Required action: Would you please write out each of the entries below exactly, omitting pictures?

Records drawn from a dataset:
.....

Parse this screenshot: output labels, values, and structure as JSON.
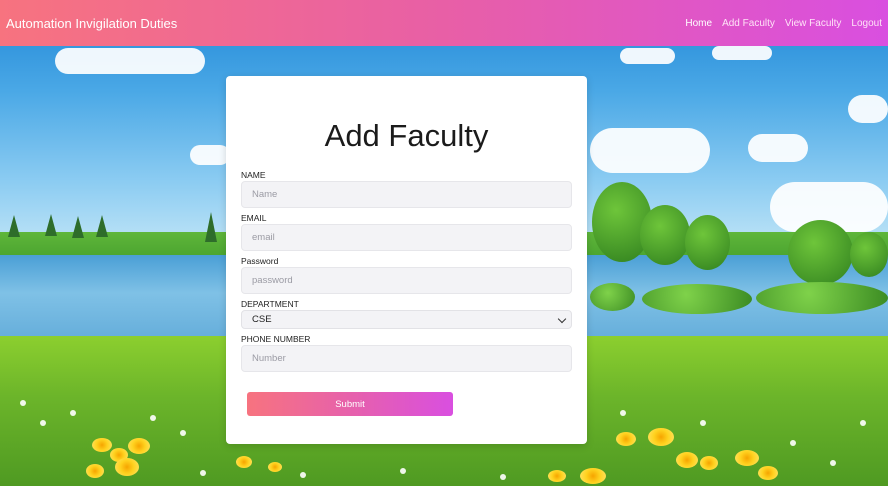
{
  "navbar": {
    "brand": "Automation Invigilation Duties",
    "links": [
      {
        "label": "Home"
      },
      {
        "label": "Add Faculty"
      },
      {
        "label": "View Faculty"
      },
      {
        "label": "Logout"
      }
    ]
  },
  "form": {
    "title": "Add Faculty",
    "fields": {
      "name": {
        "label": "NAME",
        "placeholder": "Name",
        "value": ""
      },
      "email": {
        "label": "EMAIL",
        "placeholder": "email",
        "value": ""
      },
      "password": {
        "label": "Password",
        "placeholder": "password",
        "value": ""
      },
      "department": {
        "label": "DEPARTMENT",
        "selected": "CSE"
      },
      "phone": {
        "label": "PHONE NUMBER",
        "placeholder": "Number",
        "value": ""
      }
    },
    "submit_label": "Submit"
  },
  "colors": {
    "navbar_gradient_start": "#f7737f",
    "navbar_gradient_end": "#d94fe0",
    "card_background": "#ffffff",
    "input_background": "#f3f3f6"
  }
}
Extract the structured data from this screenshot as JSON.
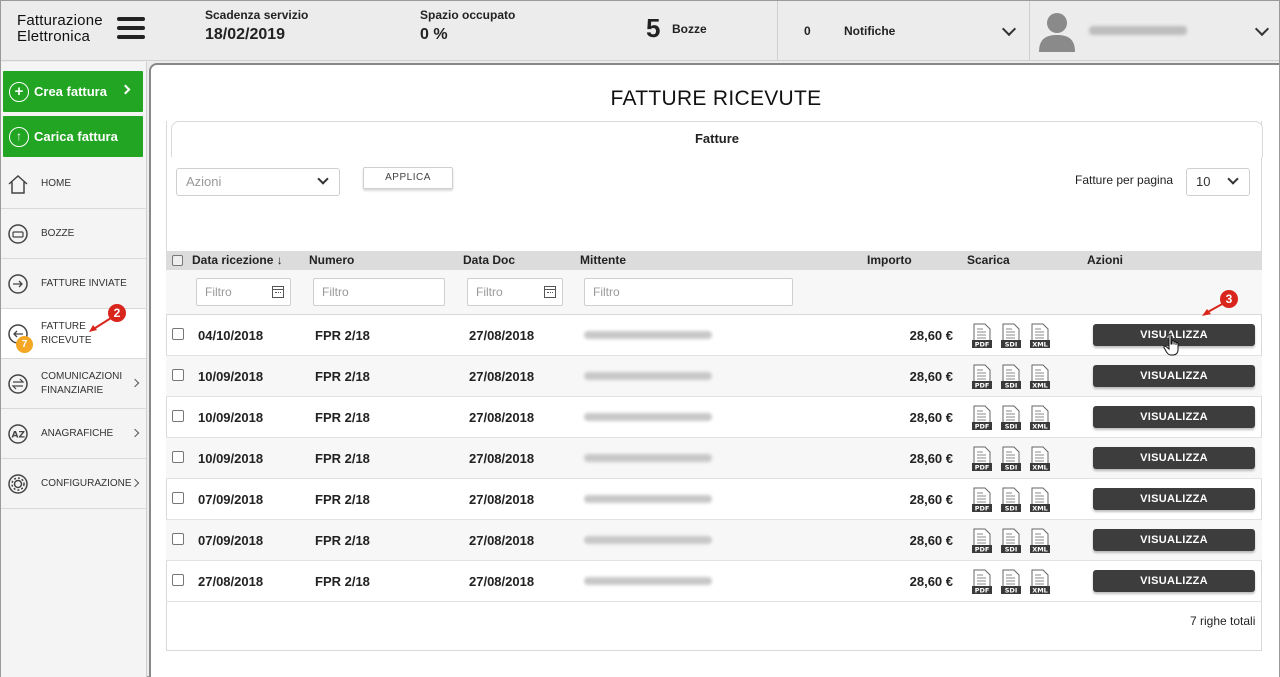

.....

Solution:
Parse this screenshot: output labels, values, and structure as JSON.
{
  "navbar": {
    "brand": "Automation Invigilation Duties",
    "links": [
      {
        "label": "Home"
      },
      {
        "label": "Add Faculty"
      },
      {
        "label": "View Faculty"
      },
      {
        "label": "Logout"
      }
    ]
  },
  "form": {
    "title": "Add Faculty",
    "fields": {
      "name": {
        "label": "NAME",
        "placeholder": "Name",
        "value": ""
      },
      "email": {
        "label": "EMAIL",
        "placeholder": "email",
        "value": ""
      },
      "password": {
        "label": "Password",
        "placeholder": "password",
        "value": ""
      },
      "department": {
        "label": "DEPARTMENT",
        "selected": "CSE"
      },
      "phone": {
        "label": "PHONE NUMBER",
        "placeholder": "Number",
        "value": ""
      }
    },
    "submit_label": "Submit"
  },
  "colors": {
    "navbar_gradient_start": "#f7737f",
    "navbar_gradient_end": "#d94fe0",
    "card_background": "#ffffff",
    "input_background": "#f3f3f6"
  }
}
Extract the structured data from this screenshot as JSON.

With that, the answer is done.